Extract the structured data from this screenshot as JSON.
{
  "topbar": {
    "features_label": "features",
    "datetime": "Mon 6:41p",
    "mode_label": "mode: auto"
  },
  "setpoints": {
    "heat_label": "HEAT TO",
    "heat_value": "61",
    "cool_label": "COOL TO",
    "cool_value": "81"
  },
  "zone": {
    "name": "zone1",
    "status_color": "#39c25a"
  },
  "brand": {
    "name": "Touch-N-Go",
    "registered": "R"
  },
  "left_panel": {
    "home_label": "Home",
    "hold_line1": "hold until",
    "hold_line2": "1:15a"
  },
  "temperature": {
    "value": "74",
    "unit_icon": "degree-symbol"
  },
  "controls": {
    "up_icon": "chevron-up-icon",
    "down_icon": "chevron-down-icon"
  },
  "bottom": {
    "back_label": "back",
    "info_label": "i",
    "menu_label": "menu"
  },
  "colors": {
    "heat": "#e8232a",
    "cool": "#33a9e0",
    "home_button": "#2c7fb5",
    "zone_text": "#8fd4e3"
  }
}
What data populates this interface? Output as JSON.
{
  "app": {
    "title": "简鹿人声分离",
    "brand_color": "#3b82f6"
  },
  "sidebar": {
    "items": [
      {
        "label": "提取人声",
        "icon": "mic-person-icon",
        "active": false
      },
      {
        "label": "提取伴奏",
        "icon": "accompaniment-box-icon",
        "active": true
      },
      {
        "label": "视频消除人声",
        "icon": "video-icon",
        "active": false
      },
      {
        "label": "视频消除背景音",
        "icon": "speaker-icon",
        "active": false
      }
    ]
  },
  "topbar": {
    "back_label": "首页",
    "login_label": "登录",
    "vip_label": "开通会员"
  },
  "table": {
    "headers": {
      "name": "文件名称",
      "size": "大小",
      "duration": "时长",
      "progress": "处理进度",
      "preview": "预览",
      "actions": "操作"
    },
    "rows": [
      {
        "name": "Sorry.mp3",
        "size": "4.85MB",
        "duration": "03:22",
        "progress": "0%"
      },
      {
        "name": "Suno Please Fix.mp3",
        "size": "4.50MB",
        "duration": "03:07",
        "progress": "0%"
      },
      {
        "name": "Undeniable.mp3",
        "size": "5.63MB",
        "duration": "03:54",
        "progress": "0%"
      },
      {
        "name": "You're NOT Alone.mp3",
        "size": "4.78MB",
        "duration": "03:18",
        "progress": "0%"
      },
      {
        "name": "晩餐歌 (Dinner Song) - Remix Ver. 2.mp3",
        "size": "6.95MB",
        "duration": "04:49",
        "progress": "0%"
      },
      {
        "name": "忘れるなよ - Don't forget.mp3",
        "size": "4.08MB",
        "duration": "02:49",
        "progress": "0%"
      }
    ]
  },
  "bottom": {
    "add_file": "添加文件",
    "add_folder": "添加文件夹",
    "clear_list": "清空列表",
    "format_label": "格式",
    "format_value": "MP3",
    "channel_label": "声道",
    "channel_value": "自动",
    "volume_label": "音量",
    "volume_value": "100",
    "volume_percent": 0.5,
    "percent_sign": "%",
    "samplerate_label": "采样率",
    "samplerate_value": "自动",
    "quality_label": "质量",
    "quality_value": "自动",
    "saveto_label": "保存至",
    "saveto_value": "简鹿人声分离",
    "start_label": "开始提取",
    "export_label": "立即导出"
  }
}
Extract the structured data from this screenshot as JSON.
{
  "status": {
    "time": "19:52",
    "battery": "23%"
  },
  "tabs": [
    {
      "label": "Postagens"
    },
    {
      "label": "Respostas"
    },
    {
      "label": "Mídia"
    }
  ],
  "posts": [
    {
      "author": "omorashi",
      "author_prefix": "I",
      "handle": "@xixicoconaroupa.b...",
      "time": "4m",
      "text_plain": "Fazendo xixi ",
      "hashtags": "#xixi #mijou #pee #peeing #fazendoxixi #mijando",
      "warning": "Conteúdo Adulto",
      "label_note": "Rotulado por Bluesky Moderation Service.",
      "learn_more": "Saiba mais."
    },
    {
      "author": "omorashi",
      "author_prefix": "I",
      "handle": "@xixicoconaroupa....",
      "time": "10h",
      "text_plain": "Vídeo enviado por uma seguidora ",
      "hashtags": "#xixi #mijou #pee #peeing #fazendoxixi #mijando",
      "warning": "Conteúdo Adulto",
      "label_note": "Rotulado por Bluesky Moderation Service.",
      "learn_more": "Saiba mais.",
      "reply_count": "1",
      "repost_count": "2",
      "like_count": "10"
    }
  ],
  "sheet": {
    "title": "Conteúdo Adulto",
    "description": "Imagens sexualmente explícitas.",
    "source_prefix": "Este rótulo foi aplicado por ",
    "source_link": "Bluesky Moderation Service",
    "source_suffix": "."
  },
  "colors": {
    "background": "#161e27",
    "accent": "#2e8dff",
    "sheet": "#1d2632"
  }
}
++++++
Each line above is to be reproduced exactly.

- Answer box
Extract the structured data from this screenshot as JSON.
{
  "topbar": {
    "features_label": "features",
    "datetime": "Mon 6:41p",
    "mode_label": "mode: auto"
  },
  "setpoints": {
    "heat_label": "HEAT TO",
    "heat_value": "61",
    "cool_label": "COOL TO",
    "cool_value": "81"
  },
  "zone": {
    "name": "zone1",
    "status_color": "#39c25a"
  },
  "brand": {
    "name": "Touch-N-Go",
    "registered": "R"
  },
  "left_panel": {
    "home_label": "Home",
    "hold_line1": "hold until",
    "hold_line2": "1:15a"
  },
  "temperature": {
    "value": "74",
    "unit_icon": "degree-symbol"
  },
  "controls": {
    "up_icon": "chevron-up-icon",
    "down_icon": "chevron-down-icon"
  },
  "bottom": {
    "back_label": "back",
    "info_label": "i",
    "menu_label": "menu"
  },
  "colors": {
    "heat": "#e8232a",
    "cool": "#33a9e0",
    "home_button": "#2c7fb5",
    "zone_text": "#8fd4e3"
  }
}
What data populates this interface? Output as JSON.
{
  "app": {
    "title": "简鹿人声分离",
    "brand_color": "#3b82f6"
  },
  "sidebar": {
    "items": [
      {
        "label": "提取人声",
        "icon": "mic-person-icon",
        "active": false
      },
      {
        "label": "提取伴奏",
        "icon": "accompaniment-box-icon",
        "active": true
      },
      {
        "label": "视频消除人声",
        "icon": "video-icon",
        "active": false
      },
      {
        "label": "视频消除背景音",
        "icon": "speaker-icon",
        "active": false
      }
    ]
  },
  "topbar": {
    "back_label": "首页",
    "login_label": "登录",
    "vip_label": "开通会员"
  },
  "table": {
    "headers": {
      "name": "文件名称",
      "size": "大小",
      "duration": "时长",
      "progress": "处理进度",
      "preview": "预览",
      "actions": "操作"
    },
    "rows": [
      {
        "name": "Sorry.mp3",
        "size": "4.85MB",
        "duration": "03:22",
        "progress": "0%"
      },
      {
        "name": "Suno Please Fix.mp3",
        "size": "4.50MB",
        "duration": "03:07",
        "progress": "0%"
      },
      {
        "name": "Undeniable.mp3",
        "size": "5.63MB",
        "duration": "03:54",
        "progress": "0%"
      },
      {
        "name": "You're NOT Alone.mp3",
        "size": "4.78MB",
        "duration": "03:18",
        "progress": "0%"
      },
      {
        "name": "晩餐歌 (Dinner Song) - Remix Ver. 2.mp3",
        "size": "6.95MB",
        "duration": "04:49",
        "progress": "0%"
      },
      {
        "name": "忘れるなよ - Don't forget.mp3",
        "size": "4.08MB",
        "duration": "02:49",
        "progress": "0%"
      }
    ]
  },
  "bottom": {
    "add_file": "添加文件",
    "add_folder": "添加文件夹",
    "clear_list": "清空列表",
    "format_label": "格式",
    "format_value": "MP3",
    "channel_label": "声道",
    "channel_value": "自动",
    "volume_label": "音量",
    "volume_value": "100",
    "volume_percent": 0.5,
    "percent_sign": "%",
    "samplerate_label": "采样率",
    "samplerate_value": "自动",
    "quality_label": "质量",
    "quality_value": "自动",
    "saveto_label": "保存至",
    "saveto_value": "简鹿人声分离",
    "start_label": "开始提取",
    "export_label": "立即导出"
  }
}
Extract the structured data from this screenshot as JSON.
{
  "status": {
    "time": "19:52",
    "battery": "23%"
  },
  "tabs": [
    {
      "label": "Postagens"
    },
    {
      "label": "Respostas"
    },
    {
      "label": "Mídia"
    }
  ],
  "posts": [
    {
      "author": "omorashi",
      "author_prefix": "I",
      "handle": "@xixicoconaroupa.b...",
      "time": "4m",
      "text_plain": "Fazendo xixi ",
      "hashtags": "#xixi #mijou #pee #peeing #fazendoxixi #mijando",
      "warning": "Conteúdo Adulto",
      "label_note": "Rotulado por Bluesky Moderation Service.",
      "learn_more": "Saiba mais."
    },
    {
      "author": "omorashi",
      "author_prefix": "I",
      "handle": "@xixicoconaroupa....",
      "time": "10h",
      "text_plain": "Vídeo enviado por uma seguidora ",
      "hashtags": "#xixi #mijou #pee #peeing #fazendoxixi #mijando",
      "warning": "Conteúdo Adulto",
      "label_note": "Rotulado por Bluesky Moderation Service.",
      "learn_more": "Saiba mais.",
      "reply_count": "1",
      "repost_count": "2",
      "like_count": "10"
    }
  ],
  "sheet": {
    "title": "Conteúdo Adulto",
    "description": "Imagens sexualmente explícitas.",
    "source_prefix": "Este rótulo foi aplicado por ",
    "source_link": "Bluesky Moderation Service",
    "source_suffix": "."
  },
  "colors": {
    "background": "#161e27",
    "accent": "#2e8dff",
    "sheet": "#1d2632"
  }
}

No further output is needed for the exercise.